If the horror genre were a person, you’d probably find their sense of humour smug and self-serving. Yes, when horror films include jokes, they’re usually one of two things. Either we get faux-B-movies where the central joke is the fact that the film itself even exists, such as Snakes on a Plane, Machete, or FrightFest’s Zombeavers. The other is jokes about the genre in general, as with the postmodern masterpiece Scream, and the next five years of tedious “self-aware” slashers that followed. The problem with these sorts of jokes is that they’re not nearly as clever as they seem to pride themselves on being; the films seem to say “Ha ha, aren’t I stupid?”, and I tend to just sort of think “Yeah – so?”.
The Last Showing, luckily, avoids that tedious sort of humour. The plot outline, which sees a disgruntled cinema projectionist trap a young couple in a cinema after hours in order to make his own horror film, is rather ingenious, but at the same time, rather obvious too. Casting Robert Englund, a man probably better known even to his mum as Freddy Krueger, could also have turned the whole thing into one long wink at the audience. So, excited as I was to go the last showing of The Last Showing at FrightFest – especially with Englund himself introducing the movie – I was anxious, too. I really, really wanted to like this movie, and in the end I did.
It’s obviously a film for horror fans, but in itself, it’s scarcely even a horror film. The idea of the plot being driven by a charismatic and improbably intelligent figure who controls all through cameras and messages recalls Saw, but there’s no gore in the film. There’s one brief and inventive torture scene, and that aside, it’s all psychological thriller, the rest of the way.
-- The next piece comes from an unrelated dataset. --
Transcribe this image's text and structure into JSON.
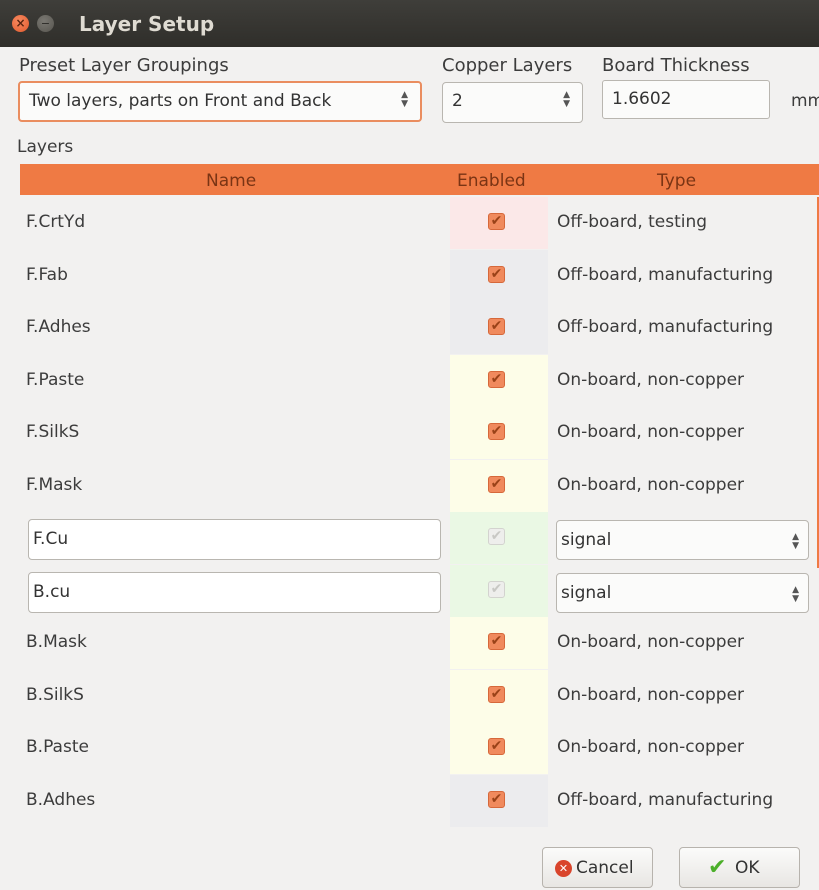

And while there are small elements that will appease horror fans, the film should be just as accessible to non-fans. Sure, the young couple in the film are attending a screening of The Hills Have Eyes Part II – 1985, not 2006 – but if you don’t know why that matters, don’t worry, because that just puts you in the position of the boyfriend – Loras Tyrell on Game of Thrones – and the girlfriend – that fit posh girl from The Inbetweeners 2 – will explain it to you. Mind you, despite the girlfriend being a big horror nerd who specifically name-drops A Nightmare on Elm Street in a discussion on Wes Craven, she never clocks how Robert Englundy the projectionist looks. Maybe in this universe Freddy Krueger was always played by Jackie Earl Haley.
I kind of wish the subject had come up in the film. The projectionist character is very chatty about horror films and film in general, and he’s probably the best thing in the whole movie, even when he doesn’t get things quite right – like saying that Bruce Lee died shooting Enter the Dragon, when it was actually Game of Death. He’s charismatic, witty, and actually pretty likable. Like most horror villains, he’s secretly the hero, and you really want to see him succeed against the fairly annoying kids he’s terrorising. But unlike Jigsaw, Pinhead or good old Freddy Krueger, he’s actually a pretty pathetic figure, too. He’s losing his job, since film is all digital now; he’s disappointed with the direction of modern horror, but knows he’s ultimately powerless; and the scale of his ambition is no greater than the Cheshire Oaks Vue. It may well be that our villain’s humbleness makes him relatable – who in customer service hasn’t dreamed of torturing their customers? – but it certainly helps that we’ve an intelligent script; direction which makes the most of its clearly very low budget; and a central performance by a true great of the horror genre. For me, The Last Showing was the highlight of this year’s FrightFest.